The Future of Metrology

We’ve already passed Back to the Future’s imaginary 2015, meaning that every year from now on is technically sci-fi. Every quarter, engineers and innovators push the limits of design and bring new possibilities to labs, workshops, and consumers. Metrology underpins this design innovation, as the science of measurement lays the foundation for planning, manufacturing, and maintaining our creations. By assessing the current trends in engineering, and the new fields at the science’s cutting edge, we can begin predicting the future of metrology.

the future of metrology

Emerging Trends in Metrology

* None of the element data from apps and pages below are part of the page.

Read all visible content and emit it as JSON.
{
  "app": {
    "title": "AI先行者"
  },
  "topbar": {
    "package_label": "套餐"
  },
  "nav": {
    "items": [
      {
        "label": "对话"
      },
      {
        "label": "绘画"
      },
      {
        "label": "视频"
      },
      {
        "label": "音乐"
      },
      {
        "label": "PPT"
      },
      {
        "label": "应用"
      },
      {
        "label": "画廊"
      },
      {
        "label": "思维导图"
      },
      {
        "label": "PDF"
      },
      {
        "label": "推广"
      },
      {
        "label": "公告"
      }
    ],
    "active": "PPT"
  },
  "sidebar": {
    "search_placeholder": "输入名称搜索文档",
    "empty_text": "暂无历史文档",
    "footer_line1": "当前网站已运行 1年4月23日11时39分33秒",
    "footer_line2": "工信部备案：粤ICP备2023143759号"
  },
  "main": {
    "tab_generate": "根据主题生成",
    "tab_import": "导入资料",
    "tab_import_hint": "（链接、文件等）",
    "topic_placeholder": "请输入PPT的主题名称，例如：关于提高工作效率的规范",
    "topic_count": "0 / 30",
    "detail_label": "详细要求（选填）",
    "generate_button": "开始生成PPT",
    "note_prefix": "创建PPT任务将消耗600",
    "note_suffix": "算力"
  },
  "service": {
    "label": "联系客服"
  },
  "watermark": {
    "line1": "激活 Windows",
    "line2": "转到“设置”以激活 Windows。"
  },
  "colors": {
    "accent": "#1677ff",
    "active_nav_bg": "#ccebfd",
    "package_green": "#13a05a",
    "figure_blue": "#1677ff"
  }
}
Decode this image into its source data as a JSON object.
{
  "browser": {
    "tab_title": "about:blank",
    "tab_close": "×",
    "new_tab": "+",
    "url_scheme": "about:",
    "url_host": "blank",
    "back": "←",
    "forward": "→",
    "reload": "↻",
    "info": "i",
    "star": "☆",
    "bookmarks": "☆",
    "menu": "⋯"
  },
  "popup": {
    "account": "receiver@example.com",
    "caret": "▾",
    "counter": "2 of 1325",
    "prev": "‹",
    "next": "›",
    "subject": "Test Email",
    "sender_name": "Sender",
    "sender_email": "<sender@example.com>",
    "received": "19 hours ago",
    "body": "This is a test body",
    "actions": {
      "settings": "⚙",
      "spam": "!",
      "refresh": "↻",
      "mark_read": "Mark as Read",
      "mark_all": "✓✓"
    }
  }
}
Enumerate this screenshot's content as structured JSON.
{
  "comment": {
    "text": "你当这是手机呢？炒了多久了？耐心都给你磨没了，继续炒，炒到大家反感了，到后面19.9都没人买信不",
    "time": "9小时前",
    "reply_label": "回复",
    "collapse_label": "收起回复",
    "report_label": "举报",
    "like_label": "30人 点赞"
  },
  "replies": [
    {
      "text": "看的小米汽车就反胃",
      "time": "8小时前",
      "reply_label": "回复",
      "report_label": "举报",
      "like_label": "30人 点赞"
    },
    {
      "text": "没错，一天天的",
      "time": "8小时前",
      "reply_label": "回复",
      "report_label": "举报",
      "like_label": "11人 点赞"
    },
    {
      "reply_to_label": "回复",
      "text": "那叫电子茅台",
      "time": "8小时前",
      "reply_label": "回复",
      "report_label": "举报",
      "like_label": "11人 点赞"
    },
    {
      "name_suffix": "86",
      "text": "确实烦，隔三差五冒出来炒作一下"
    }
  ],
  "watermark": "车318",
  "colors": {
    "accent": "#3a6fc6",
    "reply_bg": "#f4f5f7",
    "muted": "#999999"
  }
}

Metrological developments empower engineers to do more with less. This multi-functionality manifests itself in the modern multi-sensor metrology device. Tools like these use a range of capabilities, from tactile probes to photographic analysis, even to X-ray and CT scanning. This supports robust checks which ensure our machines run at peak efficiency. This emerging trend hints at the next generation of measurement systems adding new sensors to their roster, going above and beyond the five senses of a human inspector.

Of course, another trend shaping the future of metrology is the rapid increase in digitisation and smart solutions. Many metrology devices can now communicate digitally with the machines they measure and report back to their engineers and business leaders. This heralds the universal digitisation of design, manufacture, and maintenance technology. Cloud-based metrology platforms will surely support the efficient labs and workshops of the Future.

Factors Affecting the Future of Metrology

The goal of efficiency drives businesses to maximise their value and meet their clients’ needs. Metrology supports this drive, and new technology will accelerate it in the Future, with precision measurement equipment calculating every step of the way.

Besides tighter margins of error, the future of metrology must also prioritise sustainability and green solutions. As the climate crisis influences consumption choices, policies, and weather patterns, private industries help lead the way in sustainable science. The drive to curb emissions, alongside the switch to new green materials as non-renewables start to dwindle, can only increase in the future of metrology.

Three Things Likely to Decrease in the Future of Metrology

Measurement Sizes

One way to use resources more efficiently also creates lightweight, ergonomic products: the rise of micro and nanotechnology. Huge industries, including medicine, telecommunications, and even construction, are already down-sizing their scopes. Innovation in engineering is generally product-led, and new possibilities in metrology will have to be precise to service micro and nanotechnologies.

Precision measurement equipment already has immense potential, but future requirements may force it to adapt to microscopic circuit components and innovative materials like graphene and aerogel. These new products may require tighter margins of error, enabled by powerful metrology equipment. In this way, metrology and invention evolve in parallel, in an arms race to meet the challenges of the Future.


The market demands reducing costs, welcoming any new metrological tools that can take us there. AI may continue to grow in the design and maintenance space. This saves cost by predicting part interactions and warning operators far in advance of any wear and tear. Greater efficiency and greater capabilities should lead to cheaper, more cost-effective workflows.

Barriers to Usage

While metrology tools become more complex and more powerful, they should become more intuitive and accessible for workers and business leaders alike. Refinements in user interface, and newfound portability, should ease these tools in their transition from laboratory to workshop floor.

Three Things Likely to Increase in the Future of Metrology


Design and maintenance have accelerated since the industrial revolution. As ever, the Future of metrology shows no sign of bucking the trend. The next generation of hardware brings speedier motors, quicker calibration, and faster scanning. However, software leads the charge. Intelligent metrological computing tools already process tens of thousands of data points in minutes flat. As updates roll out, smart metrology calculates nuanced variations in material properties at unthinkable speeds.


Increased processing and data throughput meet the cross-referencing potential of multi-sensor devices to fine-tune accuracy in the future of metrology. When precision measurement equipment assesses performance across multiple channels, and double-check in them double-time, they inevitably increase accuracy.


Cloud computing and digital metrology open up unlimited potential in design and maintenance. Digital measurement tools are far easier to operate and calibrate. Soon, however, these machines will be able to talk back and forth across whole production networks. This allows workflows to audit themselves, locating, isolating, and fixing faults, or predicting and avoiding them before they even occur. Fully digitised networks could automate their performance reports and work their insights into the gears of production.


While certain trends seem inevitable, most estimates about metrology are just that: estimates. However, when you equip yourself with the precision measurement equipment of the present, in partnership with pioneering professionals, you take the future of metrology into your own hands.